■ What is being asked
Output all of the data exactly, keeping any images out of the copy.

Provided records below:

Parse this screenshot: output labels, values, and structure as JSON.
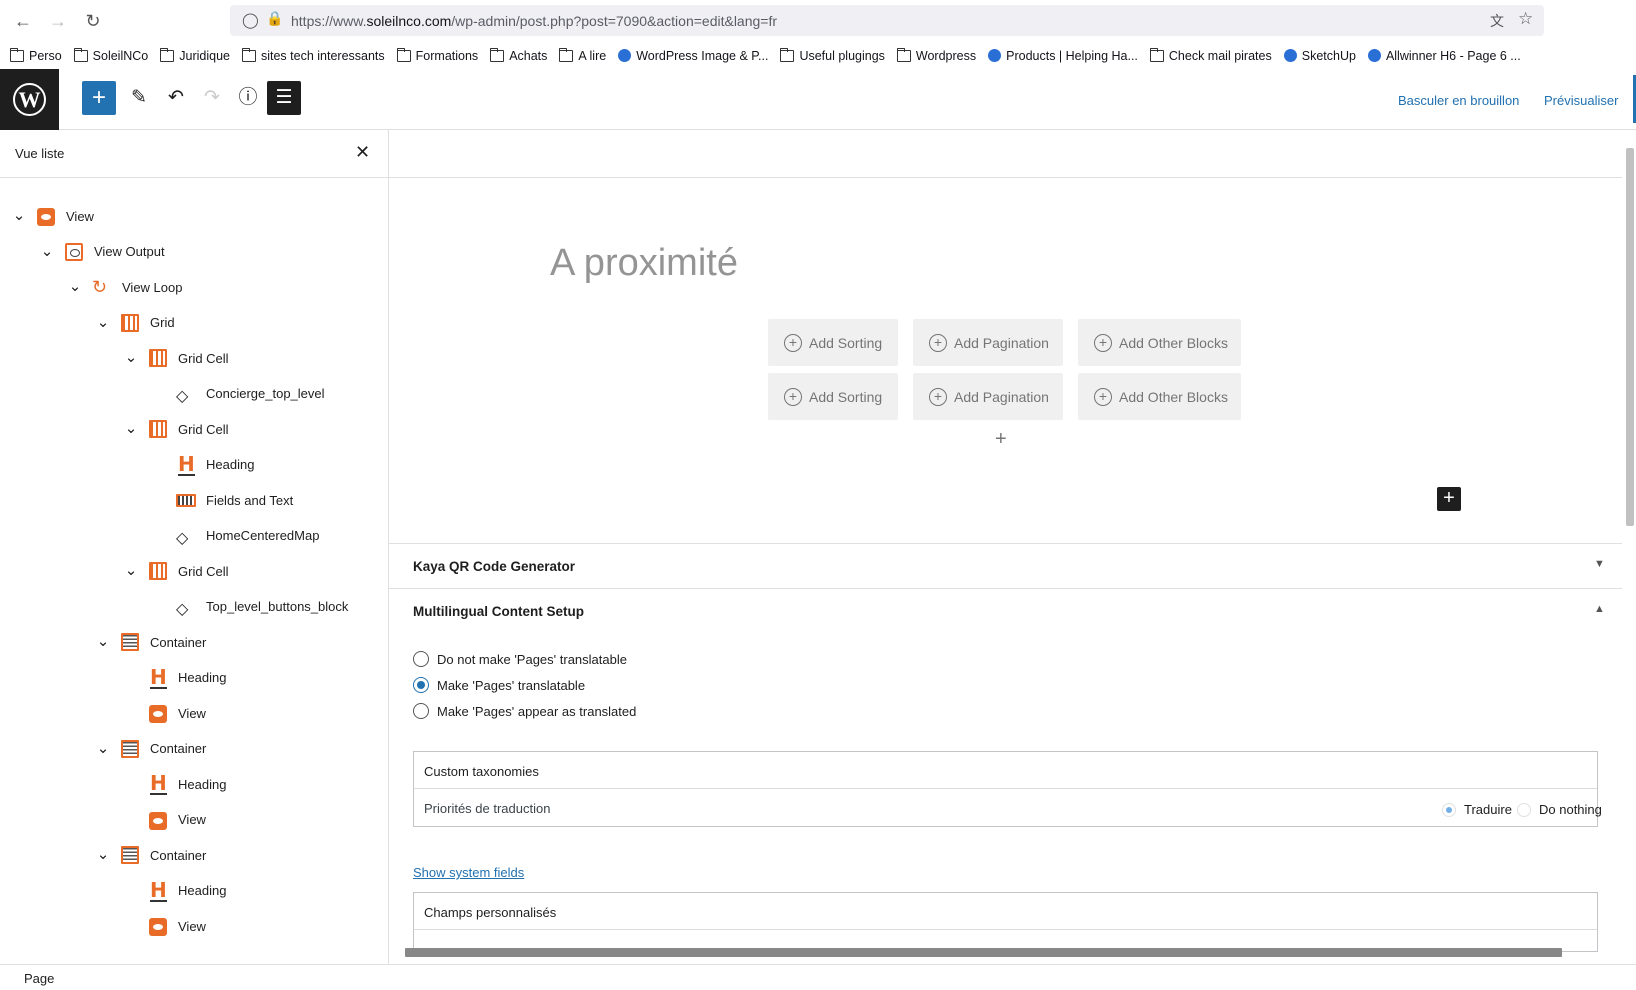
{
  "browser": {
    "url_prefix": "https://www.",
    "url_host": "soleilnco.com",
    "url_path": "/wp-admin/post.php?post=7090&action=edit&lang=fr",
    "bookmarks": [
      {
        "label": "Perso",
        "icon": "folder-icon"
      },
      {
        "label": "SoleilNCo",
        "icon": "folder-icon"
      },
      {
        "label": "Juridique",
        "icon": "folder-icon"
      },
      {
        "label": "sites tech interessants",
        "icon": "folder-icon"
      },
      {
        "label": "Formations",
        "icon": "folder-icon"
      },
      {
        "label": "Achats",
        "icon": "folder-icon"
      },
      {
        "label": "A lire",
        "icon": "folder-icon"
      },
      {
        "label": "WordPress Image & P...",
        "icon": "site-icon"
      },
      {
        "label": "Useful plugings",
        "icon": "folder-icon"
      },
      {
        "label": "Wordpress",
        "icon": "folder-icon"
      },
      {
        "label": "Products | Helping Ha...",
        "icon": "site-icon"
      },
      {
        "label": "Check mail pirates",
        "icon": "folder-icon"
      },
      {
        "label": "SketchUp",
        "icon": "site-icon"
      },
      {
        "label": "Allwinner H6 - Page 6 ...",
        "icon": "site-icon"
      }
    ]
  },
  "toolbar": {
    "switch_draft": "Basculer en brouillon",
    "preview": "Prévisualiser"
  },
  "sidebar": {
    "title": "Vue liste",
    "rows": [
      {
        "label": "View",
        "icon": "view"
      },
      {
        "label": "View Output",
        "icon": "output"
      },
      {
        "label": "View Loop",
        "icon": "loop"
      },
      {
        "label": "Grid",
        "icon": "grid"
      },
      {
        "label": "Grid Cell",
        "icon": "grid"
      },
      {
        "label": "Concierge_top_level",
        "icon": "diamond"
      },
      {
        "label": "Grid Cell",
        "icon": "grid"
      },
      {
        "label": "Heading",
        "icon": "h"
      },
      {
        "label": "Fields and Text",
        "icon": "fields"
      },
      {
        "label": "HomeCenteredMap",
        "icon": "diamond"
      },
      {
        "label": "Grid Cell",
        "icon": "grid"
      },
      {
        "label": "Top_level_buttons_block",
        "icon": "diamond"
      },
      {
        "label": "Container",
        "icon": "container"
      },
      {
        "label": "Heading",
        "icon": "h"
      },
      {
        "label": "View",
        "icon": "view"
      },
      {
        "label": "Container",
        "icon": "container"
      },
      {
        "label": "Heading",
        "icon": "h"
      },
      {
        "label": "View",
        "icon": "view"
      },
      {
        "label": "Container",
        "icon": "container"
      },
      {
        "label": "Heading",
        "icon": "h"
      },
      {
        "label": "View",
        "icon": "view"
      }
    ]
  },
  "editor": {
    "page_title": "A proximité",
    "add_sorting": "Add Sorting",
    "add_pagination": "Add Pagination",
    "add_other": "Add Other Blocks"
  },
  "metaboxes": {
    "kaya": "Kaya QR Code Generator",
    "multilingual": "Multilingual Content Setup",
    "radio_1": "Do not make 'Pages' translatable",
    "radio_2": "Make 'Pages' translatable",
    "radio_3": "Make 'Pages' appear as translated",
    "custom_tax": "Custom taxonomies",
    "priorities": "Priorités de traduction",
    "translate": "Traduire",
    "do_nothing": "Do nothing",
    "show_system": "Show system fields",
    "custom_fields": "Champs personnalisés"
  },
  "footer": {
    "label": "Page"
  }
}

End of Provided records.

■ Task response
Parse this screenshot: output labels, values, and structure as JSON.
{
  "browser": {
    "url_prefix": "https://www.",
    "url_host": "soleilnco.com",
    "url_path": "/wp-admin/post.php?post=7090&action=edit&lang=fr",
    "bookmarks": [
      {
        "label": "Perso",
        "icon": "folder-icon"
      },
      {
        "label": "SoleilNCo",
        "icon": "folder-icon"
      },
      {
        "label": "Juridique",
        "icon": "folder-icon"
      },
      {
        "label": "sites tech interessants",
        "icon": "folder-icon"
      },
      {
        "label": "Formations",
        "icon": "folder-icon"
      },
      {
        "label": "Achats",
        "icon": "folder-icon"
      },
      {
        "label": "A lire",
        "icon": "folder-icon"
      },
      {
        "label": "WordPress Image & P...",
        "icon": "site-icon"
      },
      {
        "label": "Useful plugings",
        "icon": "folder-icon"
      },
      {
        "label": "Wordpress",
        "icon": "folder-icon"
      },
      {
        "label": "Products | Helping Ha...",
        "icon": "site-icon"
      },
      {
        "label": "Check mail pirates",
        "icon": "folder-icon"
      },
      {
        "label": "SketchUp",
        "icon": "site-icon"
      },
      {
        "label": "Allwinner H6 - Page 6 ...",
        "icon": "site-icon"
      }
    ]
  },
  "toolbar": {
    "switch_draft": "Basculer en brouillon",
    "preview": "Prévisualiser"
  },
  "sidebar": {
    "title": "Vue liste",
    "rows": [
      {
        "label": "View",
        "icon": "view"
      },
      {
        "label": "View Output",
        "icon": "output"
      },
      {
        "label": "View Loop",
        "icon": "loop"
      },
      {
        "label": "Grid",
        "icon": "grid"
      },
      {
        "label": "Grid Cell",
        "icon": "grid"
      },
      {
        "label": "Concierge_top_level",
        "icon": "diamond"
      },
      {
        "label": "Grid Cell",
        "icon": "grid"
      },
      {
        "label": "Heading",
        "icon": "h"
      },
      {
        "label": "Fields and Text",
        "icon": "fields"
      },
      {
        "label": "HomeCenteredMap",
        "icon": "diamond"
      },
      {
        "label": "Grid Cell",
        "icon": "grid"
      },
      {
        "label": "Top_level_buttons_block",
        "icon": "diamond"
      },
      {
        "label": "Container",
        "icon": "container"
      },
      {
        "label": "Heading",
        "icon": "h"
      },
      {
        "label": "View",
        "icon": "view"
      },
      {
        "label": "Container",
        "icon": "container"
      },
      {
        "label": "Heading",
        "icon": "h"
      },
      {
        "label": "View",
        "icon": "view"
      },
      {
        "label": "Container",
        "icon": "container"
      },
      {
        "label": "Heading",
        "icon": "h"
      },
      {
        "label": "View",
        "icon": "view"
      }
    ]
  },
  "editor": {
    "page_title": "A proximité",
    "add_sorting": "Add Sorting",
    "add_pagination": "Add Pagination",
    "add_other": "Add Other Blocks"
  },
  "metaboxes": {
    "kaya": "Kaya QR Code Generator",
    "multilingual": "Multilingual Content Setup",
    "radio_1": "Do not make 'Pages' translatable",
    "radio_2": "Make 'Pages' translatable",
    "radio_3": "Make 'Pages' appear as translated",
    "custom_tax": "Custom taxonomies",
    "priorities": "Priorités de traduction",
    "translate": "Traduire",
    "do_nothing": "Do nothing",
    "show_system": "Show system fields",
    "custom_fields": "Champs personnalisés"
  },
  "footer": {
    "label": "Page"
  }
}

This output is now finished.